study did not measure cingulate activity, so it remains unknown whether prolonged weekly CBT produces similar effects in this region. Future studies that measure brain activity with multiple, serial scans during and after treatment will be required to establish the dynamics and chronological pattern of regional brain responses to CBT.
This study had several limitations. The sample size was relatively small. One OCD patient in this study had comorbid major depression, but exclusion of this patient’s data from analysis of changes in regional brain metabolism did not significantly change the results. The inter-scan interval for controls was longer than for OCD patients. However, there is no reason to suspect that the regional cerebral metabolic changes seen in controls would have been significantly different if the period between their first and second scans was shorter. The decrease in ACC metabolism seen in controls replicated the findings of several prior PET studies65-68
and likely reflects habituation to the scanning environment and procedures.67
However, this study also had several strengths that afford confidence in its findings. All OCD patients were treated by the same CBT therapist (EG), eliminating confounds from inter-therapist variance in treatment. Medication changes were not allowed for 12 weeks prior to the first PET scan, nor during the 4 weeks of intensive CBT between the first and second PET scan. As in prior studies of intensive CBT for OCD, a high proportion of patients in this responded to treatment. Of 12 OCD patients initially enrolled, only two dropped out, and nine of the ten completers were responders to brief intensive CBT. This response rate is quite typical for prior studies of intensive, daily CBT for OCD.23-25
For example, Foa et al
also studied OCD patients treated with intensive ERP for 4 weeks. Their intent-to-treat and completer response rates were 62 and 86%, respectively, similar to our response rates.
MRI-based localization of ROIs for each subject was used to measure regional activity in brain structures chosen a priori
, and to identify significant changes in regional activity, rather than relying on whole-brain voxel-based methods that may not account for structural neuroanatomical abnormalities and variability that are present in OCD.38
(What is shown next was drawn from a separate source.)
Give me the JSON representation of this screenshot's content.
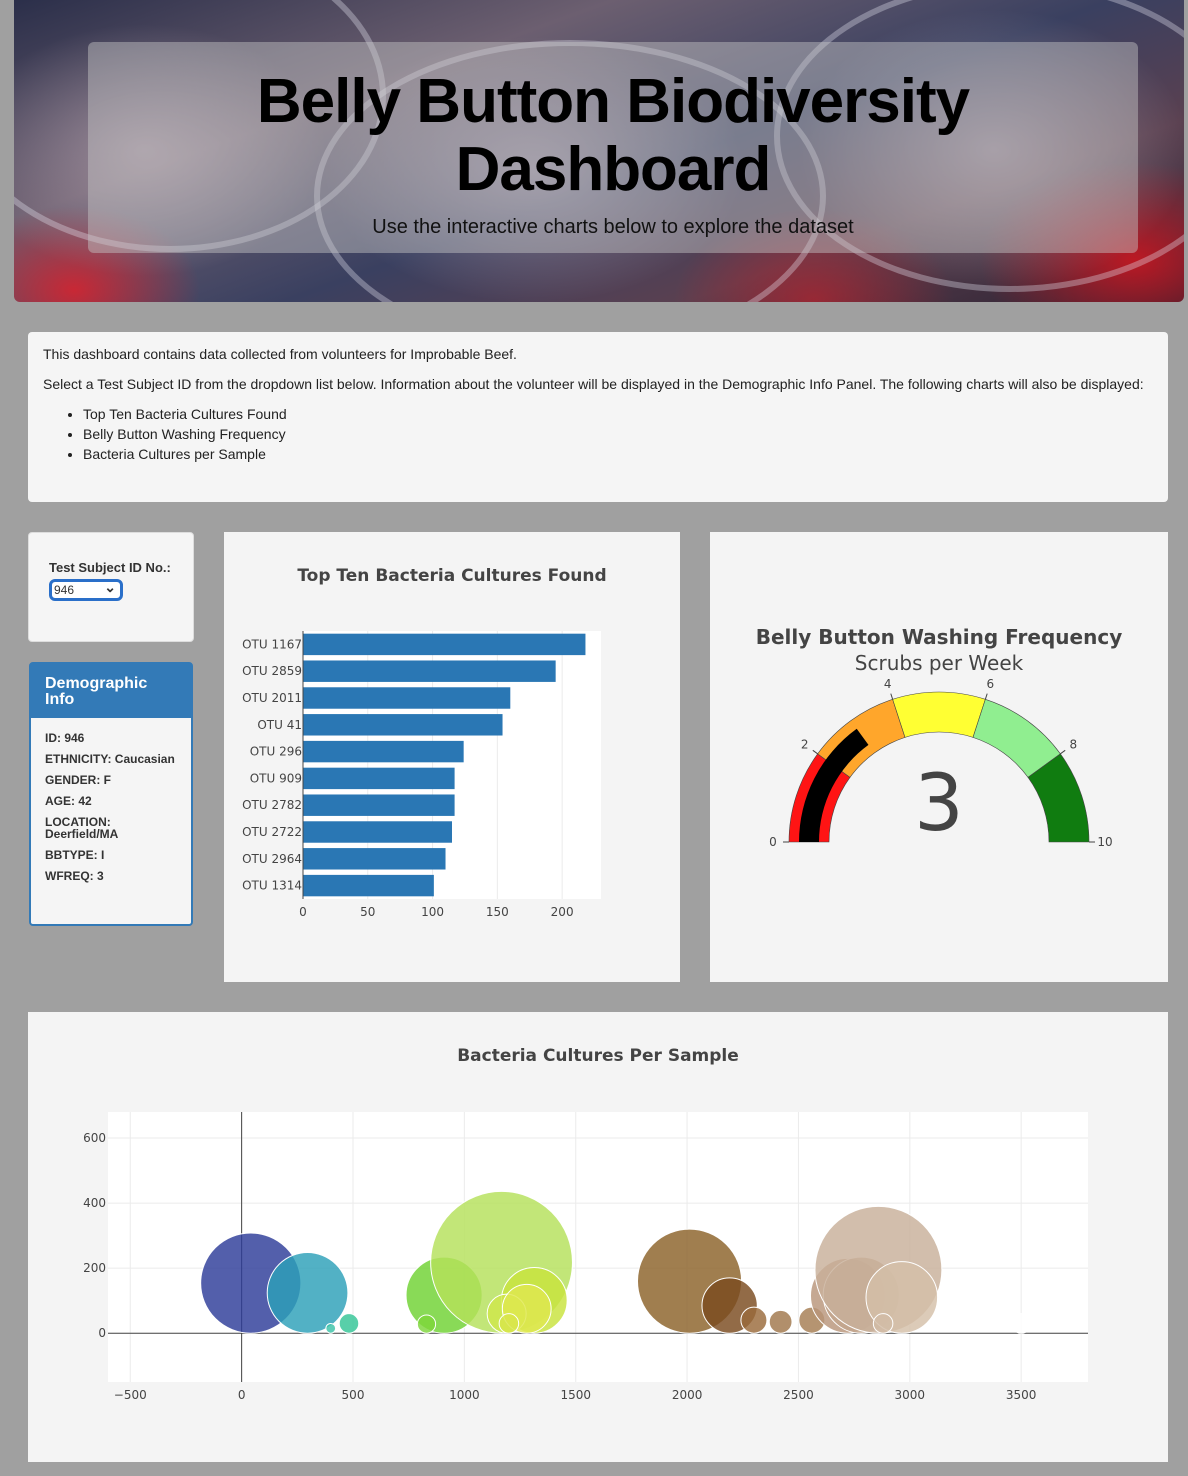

Several studies have found systematic errors in the localization of regional cerebral metabolic abnormalities when voxel-based methods were used, compared to individual subject MRI-based ROI methods.69,70
Such errors are often due to failed spatial alignment of small structures, such as the caudate nucleus and hippocampus, which are prone to high anatomic variability.69
Our ROI method also partially corrected for regional atrophy, because CSF and white matter were excluded from the outlines of all gray matter structures, and ensured that pre- and posttreatment values for each ROI were measured in exactly the same neuroanatomical volume in each subject. Symptom severity was assessed in each subject with standardized rating scales immediately prior to their pre- and posttreatment PET scans, so that the brain activity measured on the PET scan would reflect the current symptomatic state of the subject. Thus, we were able to correlate pre- to posttreatment changes in symptom severity with corresponding changes in regional cerebral glucose metabolism.
In conclusion, the findings of this study suggest that the rapid response of OCD to brief intensive CBT may be mediated by a distinct pattern of functional neuroanatomical changes: decreases in thalamic activity accompanied by an increase in dACC activity that correlates with the degree of symptomatic improvement. Decreasing thalamic activity may represent a common pathway to response of OCD symptoms to a variety of treatment modalities, while activation of the dACC may be a mechanism of action required for response to CBT across mood and anxiety disorders.